====== RECORD EXTRACTS

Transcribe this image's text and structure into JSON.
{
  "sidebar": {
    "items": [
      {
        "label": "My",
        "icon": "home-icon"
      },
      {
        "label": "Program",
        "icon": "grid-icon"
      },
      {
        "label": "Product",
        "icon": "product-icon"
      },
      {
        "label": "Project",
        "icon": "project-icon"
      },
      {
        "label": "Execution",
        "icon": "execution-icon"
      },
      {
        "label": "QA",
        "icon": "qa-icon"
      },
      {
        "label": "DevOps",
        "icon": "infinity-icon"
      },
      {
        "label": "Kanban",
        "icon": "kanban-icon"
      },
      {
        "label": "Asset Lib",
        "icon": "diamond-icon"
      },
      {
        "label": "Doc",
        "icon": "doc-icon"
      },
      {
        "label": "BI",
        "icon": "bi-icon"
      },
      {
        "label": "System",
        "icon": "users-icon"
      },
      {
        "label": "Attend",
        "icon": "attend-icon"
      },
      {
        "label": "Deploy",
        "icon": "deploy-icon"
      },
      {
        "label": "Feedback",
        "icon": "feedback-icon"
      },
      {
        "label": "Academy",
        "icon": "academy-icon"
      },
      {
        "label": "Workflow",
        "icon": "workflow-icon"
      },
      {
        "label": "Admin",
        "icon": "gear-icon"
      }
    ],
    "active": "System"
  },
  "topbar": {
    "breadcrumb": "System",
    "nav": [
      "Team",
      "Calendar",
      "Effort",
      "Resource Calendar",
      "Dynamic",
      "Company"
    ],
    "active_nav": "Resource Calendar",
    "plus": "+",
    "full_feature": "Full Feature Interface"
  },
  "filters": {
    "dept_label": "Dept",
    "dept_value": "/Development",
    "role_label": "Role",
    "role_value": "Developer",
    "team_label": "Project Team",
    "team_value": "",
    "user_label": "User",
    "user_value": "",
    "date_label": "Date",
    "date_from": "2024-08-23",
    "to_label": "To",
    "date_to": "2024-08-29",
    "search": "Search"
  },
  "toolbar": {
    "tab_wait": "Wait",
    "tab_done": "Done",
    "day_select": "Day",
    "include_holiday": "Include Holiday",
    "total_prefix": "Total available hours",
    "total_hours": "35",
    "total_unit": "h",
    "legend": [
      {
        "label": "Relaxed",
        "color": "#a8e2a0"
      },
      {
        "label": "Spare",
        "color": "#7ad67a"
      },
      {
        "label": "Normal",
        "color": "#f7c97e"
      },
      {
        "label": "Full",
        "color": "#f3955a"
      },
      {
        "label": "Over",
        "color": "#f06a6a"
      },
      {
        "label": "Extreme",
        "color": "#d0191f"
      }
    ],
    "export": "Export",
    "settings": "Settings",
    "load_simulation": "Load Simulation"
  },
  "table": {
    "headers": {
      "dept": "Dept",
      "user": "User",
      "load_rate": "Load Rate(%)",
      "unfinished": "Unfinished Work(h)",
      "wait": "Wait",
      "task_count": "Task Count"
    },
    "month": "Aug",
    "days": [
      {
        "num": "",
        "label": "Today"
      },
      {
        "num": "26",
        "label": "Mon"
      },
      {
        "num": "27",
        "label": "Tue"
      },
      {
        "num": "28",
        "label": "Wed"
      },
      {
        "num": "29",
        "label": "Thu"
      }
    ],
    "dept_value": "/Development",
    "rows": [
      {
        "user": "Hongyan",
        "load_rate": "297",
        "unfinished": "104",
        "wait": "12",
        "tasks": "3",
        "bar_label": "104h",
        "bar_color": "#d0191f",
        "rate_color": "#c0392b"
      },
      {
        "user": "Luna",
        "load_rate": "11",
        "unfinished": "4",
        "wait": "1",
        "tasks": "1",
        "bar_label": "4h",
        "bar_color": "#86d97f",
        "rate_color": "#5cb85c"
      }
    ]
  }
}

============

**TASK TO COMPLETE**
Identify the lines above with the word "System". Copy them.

**SOLUTION TO THIS PROBLEM**
        "label": "System",
    "active": "System"
    "breadcrumb": "System",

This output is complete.